Meditation is the Marie Kondo of the Mind
I love that Marie Kondo – the Japanese guru of “tidying up” – is having her moment. I went through my Kon-Mari phase a few years ago, when her book came out, and now it feels like way more people are busy asking themselves, as they sift through every keepsake and pair of shoes they own: “Does it spark joy?”
Meditation is like Marie Kondo for the mind. Like the Kon-Mari method, it is a rigorous practice of calming, seeing, and sifting.
First, meditation is something you do deliberately – maybe not for a whole weekend as Kondo does, but not while you’re doing other stuff either. You make time, take it seriously, and go methodically, one breath at a time. You don’t “tidy up” by maniacally jumping from item to item, and you don’t meditate well by flitting from practice to practice, meta-meditating (e.g. “Do I like this meditation? Maybe I’ll try another one.”), and trying to do too many things at once.
Second, as with Marie Kondo, meditation invites you to look closely and carefully at what’s in front of you. You try to look, if not entirely objectively, then at least somewhat dispassionately at whatever’s coming up.
A lot of time, that’s just the breath, rolling in and out. But quite often, your “stuff” comes up as much in meditation as it does in a Marie Kondo tidy-up. Oh, look, here’s some story I’ve told myself that I’m not worth my lover’s attention. Here’s the thing I love most in the world. Here’s what it feels like to take another breath.
Good, bad, or indifferent, everything gets (ideally) the same level of loving, wise attention. No need for judgment – OMG why did I ever buy that sweater; oh god I can’t believe I said that to this person. Just, here it is, here’s what’s up.
And then finally, the question: does it spark joy? Not “I have to hang onto this thing, my great aunt gave it to me thirty years ago.” “Not “I don’t like to throw things away.” Just asking, in the present moment, if this thing is still bringing your joy.
Likewise with meditation. In the present moment, as you’re seeing that thought, belief, or habit: is this helpful to me? Is it true? Do I need to hold onto this?

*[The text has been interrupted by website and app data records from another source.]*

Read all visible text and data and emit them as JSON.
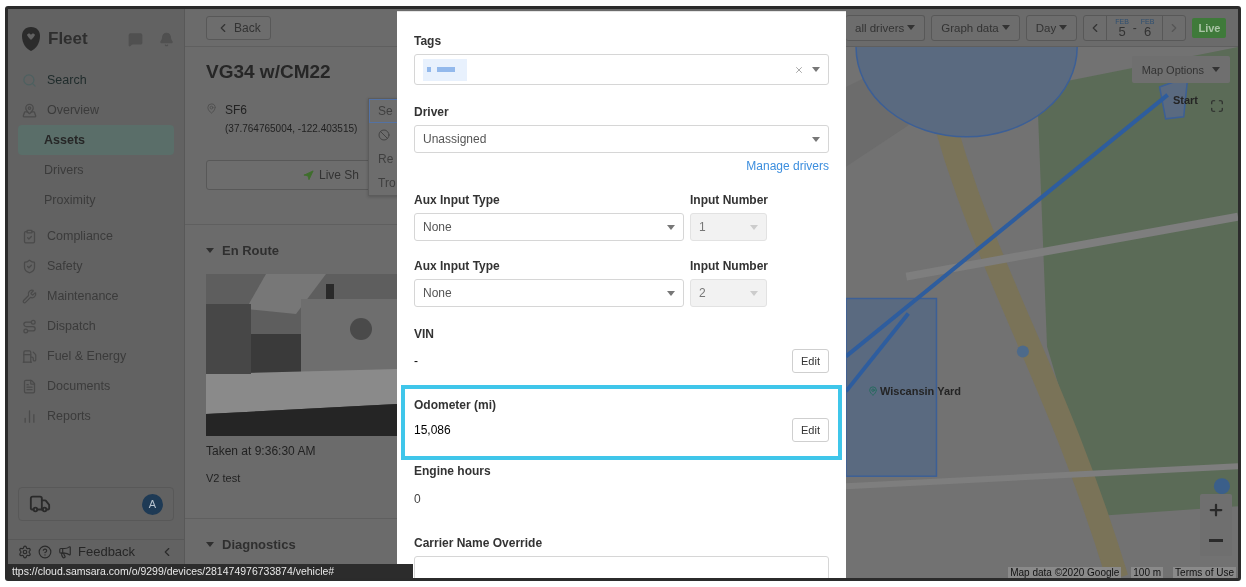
{
  "sidebar": {
    "brand": "Fleet",
    "search": {
      "placeholder": "Search"
    },
    "items": [
      {
        "label": "Overview",
        "selected": false,
        "children": [
          {
            "label": "Assets",
            "selected": true
          },
          {
            "label": "Drivers",
            "selected": false
          },
          {
            "label": "Proximity",
            "selected": false
          }
        ]
      },
      {
        "label": "Compliance",
        "selected": false
      },
      {
        "label": "Safety",
        "selected": false
      },
      {
        "label": "Maintenance",
        "selected": false
      },
      {
        "label": "Dispatch",
        "selected": false
      },
      {
        "label": "Fuel & Energy",
        "selected": false
      },
      {
        "label": "Documents",
        "selected": false
      },
      {
        "label": "Reports",
        "selected": false
      }
    ],
    "account": {
      "avatar": "A"
    },
    "footer": {
      "feedback": "Feedback"
    }
  },
  "detail": {
    "back": "Back",
    "title": "VG34 w/CM22",
    "location": "SF6",
    "coordinates": "(37.764765004, -122.403515)",
    "live_share": "Live Sh",
    "menu": [
      {
        "kind": "text",
        "label": "Se",
        "selected": true
      },
      {
        "kind": "icon",
        "selected": false
      },
      {
        "kind": "text",
        "label": "Re",
        "selected": false
      },
      {
        "kind": "text",
        "label": "Tro",
        "selected": false
      }
    ],
    "sections": [
      {
        "title": "En Route",
        "expanded": true,
        "caption": "Taken at 9:36:30 AM",
        "note": "V2 test"
      },
      {
        "title": "Diagnostics",
        "expanded": true
      }
    ]
  },
  "toolbar": {
    "buttons": [
      "all drivers",
      "Graph data",
      "Day"
    ],
    "date_range": {
      "start_month": "FEB",
      "start_day": "5",
      "separator": "-",
      "end_month": "FEB",
      "end_day": "6"
    },
    "next_disabled": true,
    "live": "Live"
  },
  "map": {
    "options": "Map Options",
    "markers": [
      {
        "kind": "start",
        "label": "Start"
      },
      {
        "kind": "place",
        "label": "Wiscansin Yard"
      }
    ],
    "attribution": "Map data ©2020 Google",
    "scale": "100 m",
    "terms": "Terms of Use"
  },
  "modal": {
    "fields": [
      {
        "kind": "tags",
        "label": "Tags",
        "clearable": true
      },
      {
        "kind": "select",
        "label": "Driver",
        "value": "Unassigned",
        "link": "Manage drivers"
      },
      {
        "kind": "aux",
        "label": "Aux Input Type",
        "value": "None",
        "number_label": "Input Number",
        "number": "1",
        "number_disabled": true
      },
      {
        "kind": "aux",
        "label": "Aux Input Type",
        "value": "None",
        "number_label": "Input Number",
        "number": "2",
        "number_disabled": true
      },
      {
        "kind": "edit",
        "label": "VIN",
        "value": "-",
        "button": "Edit",
        "highlighted": false
      },
      {
        "kind": "edit",
        "label": "Odometer (mi)",
        "value": "15,086",
        "button": "Edit",
        "highlighted": true
      },
      {
        "kind": "static",
        "label": "Engine hours",
        "value": "0"
      },
      {
        "kind": "input",
        "label": "Carrier Name Override"
      }
    ]
  },
  "status_url": "ttps://cloud.samsara.com/o/9299/devices/281474976733874/vehicle#"
}
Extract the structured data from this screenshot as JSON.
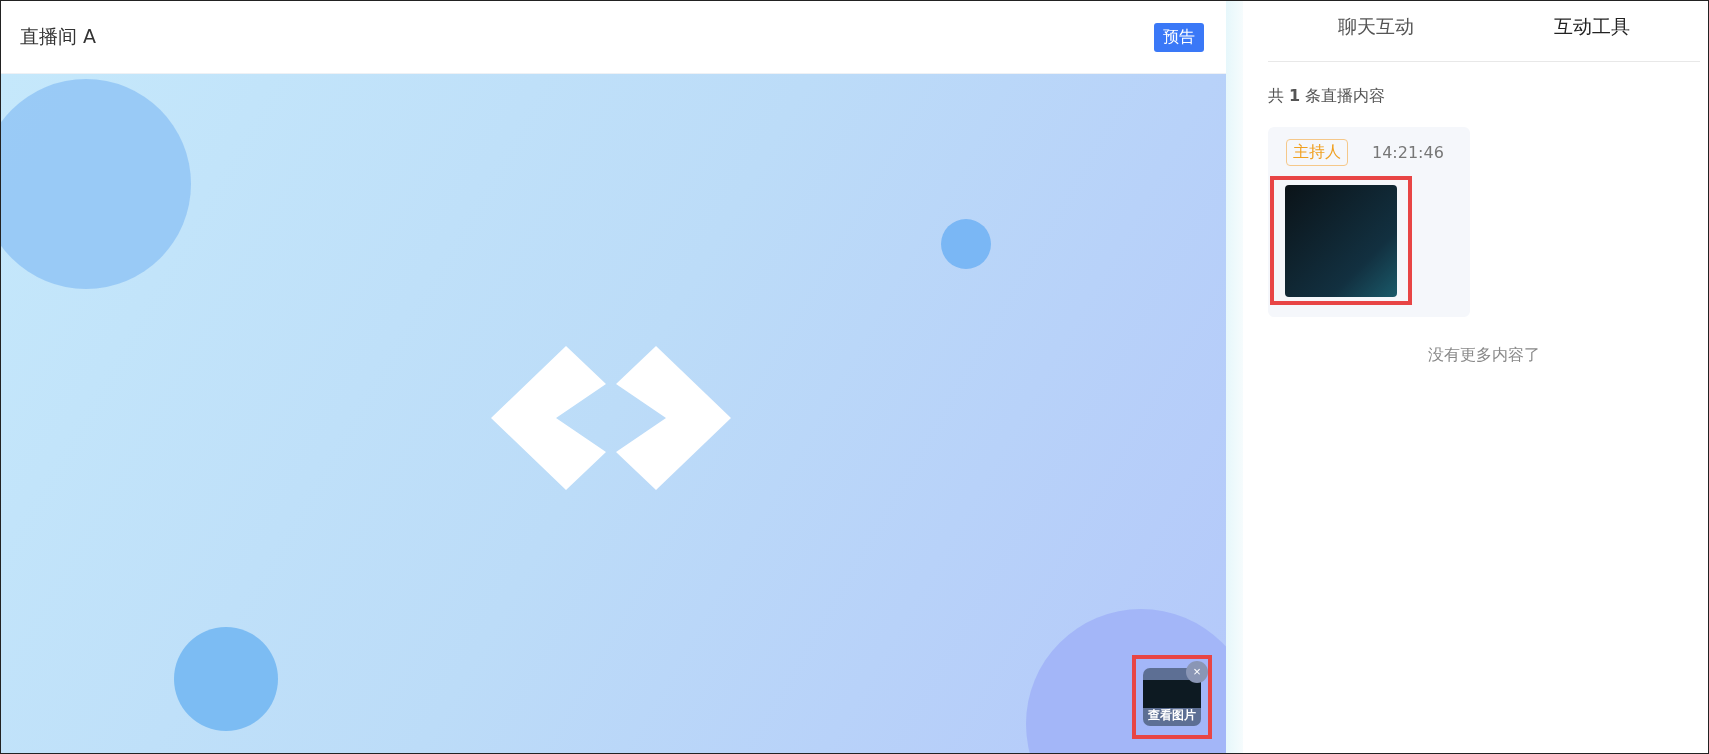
{
  "room": {
    "title": "直播间 A",
    "badge": "预告"
  },
  "preview": {
    "caption": "查看图片",
    "close": "×"
  },
  "tabs": [
    {
      "label": "聊天互动",
      "selected": false
    },
    {
      "label": "互动工具",
      "selected": true
    }
  ],
  "summary": "共 **1** 条直播内容",
  "messages": [
    {
      "role": "主持人",
      "time": "14:21:46",
      "highlighted": true
    }
  ],
  "end_note": "没有更多内容了"
}
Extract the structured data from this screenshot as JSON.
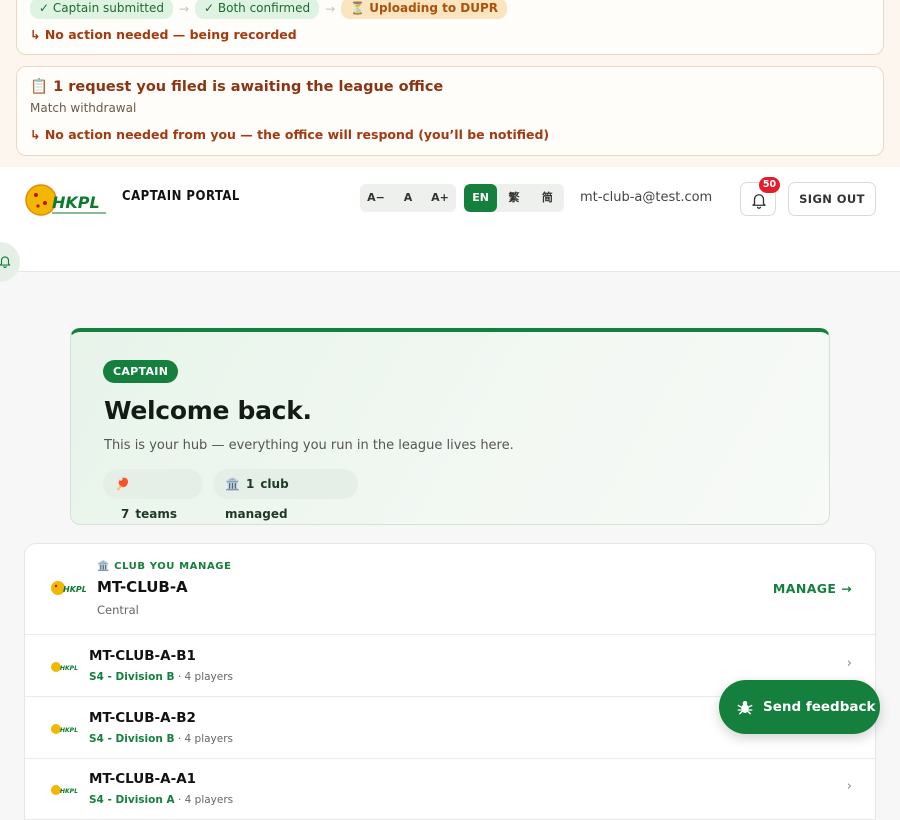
{
  "notices": {
    "progress": {
      "steps": [
        {
          "label": "✓ Captain submitted",
          "state": "done"
        },
        {
          "label": "✓ Both confirmed",
          "state": "done"
        },
        {
          "label": "⏳ Uploading to DUPR",
          "state": "pending"
        }
      ],
      "separator": "→",
      "action": "↳ No action needed — being recorded"
    },
    "request": {
      "title": "📋 1 request you filed is awaiting the league office",
      "subtitle": "Match withdrawal",
      "action": "↳ No action needed from you — the office will respond (you’ll be notified)"
    }
  },
  "header": {
    "logo_text": "HKPL",
    "title": "CAPTAIN PORTAL",
    "font_sizes": [
      "A−",
      "A",
      "A+"
    ],
    "languages": [
      {
        "label": "EN",
        "active": true
      },
      {
        "label": "繁",
        "active": false
      },
      {
        "label": "简",
        "active": false
      }
    ],
    "email": "mt-club-a@test.com",
    "notification_count": "50",
    "sign_out": "SIGN OUT"
  },
  "welcome": {
    "badge": "CAPTAIN",
    "heading": "Welcome back.",
    "subtitle": "This is your hub — everything you run in the league lives here.",
    "stats": [
      {
        "icon": "🏓",
        "count": "7",
        "label": "teams"
      },
      {
        "icon": "🏛️",
        "count": "1",
        "label": "club managed"
      }
    ]
  },
  "club": {
    "kicker": "🏛️ CLUB YOU MANAGE",
    "name": "MT-CLUB-A",
    "region": "Central",
    "manage": "MANAGE →",
    "teams": [
      {
        "name": "MT-CLUB-A-B1",
        "division": "S4 - Division B",
        "players": "· 4 players"
      },
      {
        "name": "MT-CLUB-A-B2",
        "division": "S4 - Division B",
        "players": "· 4 players"
      },
      {
        "name": "MT-CLUB-A-A1",
        "division": "S4 - Division A",
        "players": "· 4 players"
      }
    ],
    "chevron": "›"
  },
  "feedback": {
    "label": "Send feedback"
  },
  "colors": {
    "brand": "#15803d",
    "alert": "#a23a12",
    "badge": "#e11d2e"
  }
}
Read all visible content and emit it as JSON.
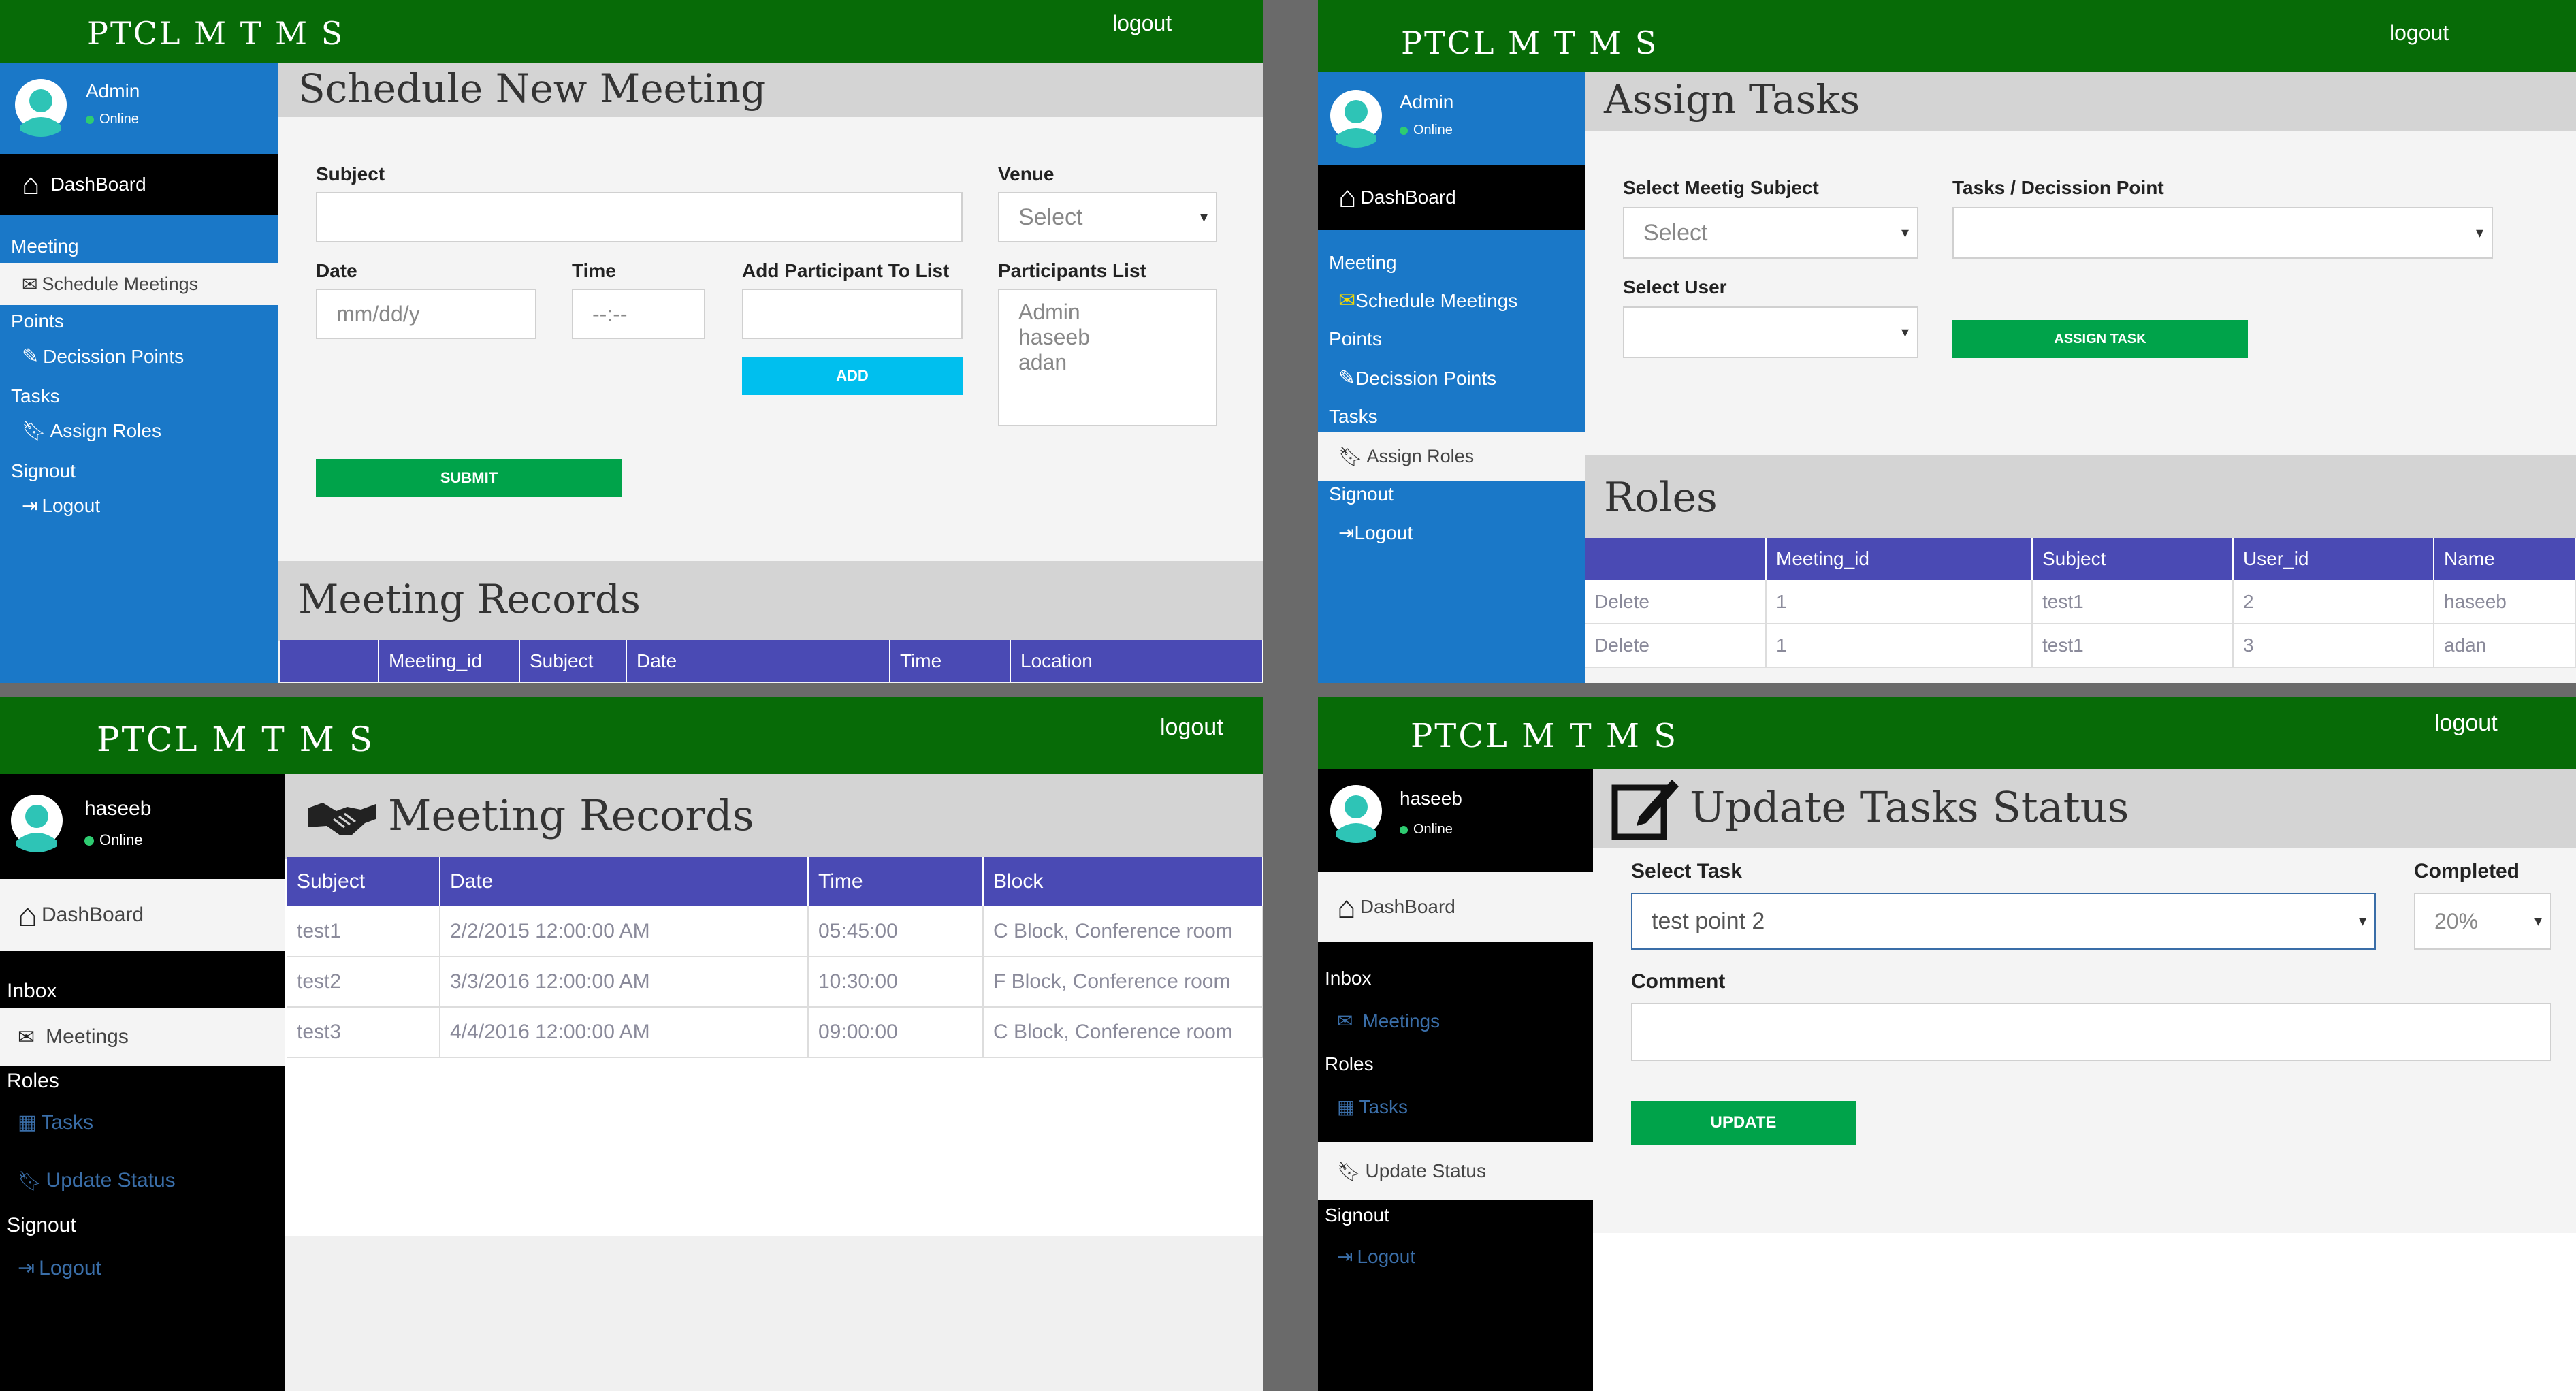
{
  "app": {
    "brand": "PTCL M T M S",
    "logout": "logout"
  },
  "colors": {
    "header": "#076b07",
    "sidebar_blue": "#1a78c8",
    "table_header": "#4a4ab4",
    "button": "#00a34a",
    "add_button": "#00bfee"
  },
  "panel1": {
    "user": {
      "name": "Admin",
      "status": "Online"
    },
    "nav": {
      "dashboard": "DashBoard",
      "meeting_section": "Meeting",
      "schedule": "Schedule Meetings",
      "points_section": "Points",
      "decision": "Decission Points",
      "tasks_section": "Tasks",
      "assign": "Assign Roles",
      "signout_section": "Signout",
      "logout": "Logout"
    },
    "title": "Schedule New Meeting",
    "form": {
      "subject_label": "Subject",
      "venue_label": "Venue",
      "venue_value": "Select",
      "date_label": "Date",
      "date_placeholder": "mm/dd/y",
      "time_label": "Time",
      "time_placeholder": "--:--",
      "participant_label": "Add Participant To List",
      "participants_list_label": "Participants List",
      "participants": [
        "Admin",
        "haseeb",
        "adan"
      ],
      "add_button": "ADD",
      "submit_button": "SUBMIT"
    },
    "records_title": "Meeting Records",
    "records_columns": [
      "",
      "Meeting_id",
      "Subject",
      "Date",
      "Time",
      "Location"
    ]
  },
  "panel2": {
    "user": {
      "name": "Admin",
      "status": "Online"
    },
    "nav": {
      "dashboard": "DashBoard",
      "meeting_section": "Meeting",
      "schedule": "Schedule Meetings",
      "points_section": "Points",
      "decision": "Decission Points",
      "tasks_section": "Tasks",
      "assign": "Assign Roles",
      "signout_section": "Signout",
      "logout": "Logout"
    },
    "title": "Assign Tasks",
    "form": {
      "subject_label": "Select Meetig Subject",
      "subject_value": "Select",
      "task_label": "Tasks / Decission Point",
      "user_label": "Select User",
      "assign_button": "ASSIGN TASK"
    },
    "roles_title": "Roles",
    "roles_columns": [
      "",
      "Meeting_id",
      "Subject",
      "User_id",
      "Name"
    ],
    "roles_rows": [
      [
        "Delete",
        "1",
        "test1",
        "2",
        "haseeb"
      ],
      [
        "Delete",
        "1",
        "test1",
        "3",
        "adan"
      ]
    ]
  },
  "panel3": {
    "user": {
      "name": "haseeb",
      "status": "Online"
    },
    "nav": {
      "dashboard": "DashBoard",
      "inbox_section": "Inbox",
      "meetings": "Meetings",
      "roles_section": "Roles",
      "tasks": "Tasks",
      "update_status": "Update Status",
      "signout_section": "Signout",
      "logout": "Logout"
    },
    "title": "Meeting Records",
    "columns": [
      "Subject",
      "Date",
      "Time",
      "Block"
    ],
    "rows": [
      [
        "test1",
        "2/2/2015 12:00:00 AM",
        "05:45:00",
        "C Block, Conference room"
      ],
      [
        "test2",
        "3/3/2016 12:00:00 AM",
        "10:30:00",
        "F Block, Conference room"
      ],
      [
        "test3",
        "4/4/2016 12:00:00 AM",
        "09:00:00",
        "C Block, Conference room"
      ]
    ]
  },
  "panel4": {
    "user": {
      "name": "haseeb",
      "status": "Online"
    },
    "nav": {
      "dashboard": "DashBoard",
      "inbox_section": "Inbox",
      "meetings": "Meetings",
      "roles_section": "Roles",
      "tasks": "Tasks",
      "update_status": "Update Status",
      "signout_section": "Signout",
      "logout": "Logout"
    },
    "title": "Update Tasks Status",
    "form": {
      "task_label": "Select Task",
      "task_value": "test point 2",
      "completed_label": "Completed",
      "completed_value": "20%",
      "comment_label": "Comment",
      "update_button": "UPDATE"
    }
  }
}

Like physical objects kept long after their last sparks of joy have been extinguished, I’ve held onto mental objects that may or may not have served me in the past, but have definitely outlived their usefulness. Whose life I’d rather lead. What success looks like. What people like or don’t like about me. Whether or not any of these ruminations were once useful, they’re definitely just mental clutter now.
Just like that shirt I liked twenty years ago but haven’t worn since the Obama administration, that opinion I had twenty years ago about who I’m supposed to be in the world is outdated, outmoded, and taking up space.
There are some important differences, though.
First, one of the central features of the Kon-Mari method is that you do it all at once. Kondo says her method doesn’t work if you do it piecemeal. You have to make the time, and then dive in.
That’s not necessarily true for meditation. Sure, a dedicated meditation retreat can be an astonishingly productive, life-changing effort. But it’s often out of reach for most people – and even on a retreat, no one goes through everything in their mental closet and completes the task all at once. It just doesn’t work that way. The mind isn’t the same as a closet.
Second, while Marie Kondo diminishes the value of tidying up a little bit at a time, there’s obvious value in tidying up the mental mess even just a smidge. You can see this yourself: just do one of 10% Happier’s one-minute meditations (try one of mine!) and chances are you’ll notice the difference before and after. Of course, that impact won’t last for the rest of your life, but it can make an appreciable difference in your day, and over time, the days turn into weeks turn into years turn into your life.
Lastly, not every valuable mental object sparks joy. Some thoughts keep us safe. Some habits keep us secure. And some are just part of who we are, even if they don’t seem to do much of anything at all. The Kon-Mari test is too tough for the thoughts and feelings in your mind. If you tried to throw out every thought that didn’t spark joy, you’d be a thoughtless, immoral nincompoop. Sometimes the most important thoughts are the difficult ones.
Despite these (and other) differences, I think it’s helpful to approach meditation as “tidying up” the mind and heart. It demystifies what can sometimes seem like a mysterious process. It’s a helpful way to relate to the ups and downs of meditation practice. And if I can approach my meditation with just a fraction of Marie Kondo’s infectious joy, I’ll be all tidied up in no time.
Dr. Jay Michaelson has been teaching meditation for fifteen years in secular, Buddhist, and Jewish communities. Jay is a journalist on CNN Tonight and at Rolling Stone, having been a weekly columnist for the Daily Beast for eight years. Jay was also an editor and podcast host for Ten Percent Happier for four years. He's an affiliated professor at Chicago Theological Seminary. Jay’s eight books include "The Gate of Tears: Sadness and the Spiritual Path" and the brand new "Enlightenment by Trial and Error".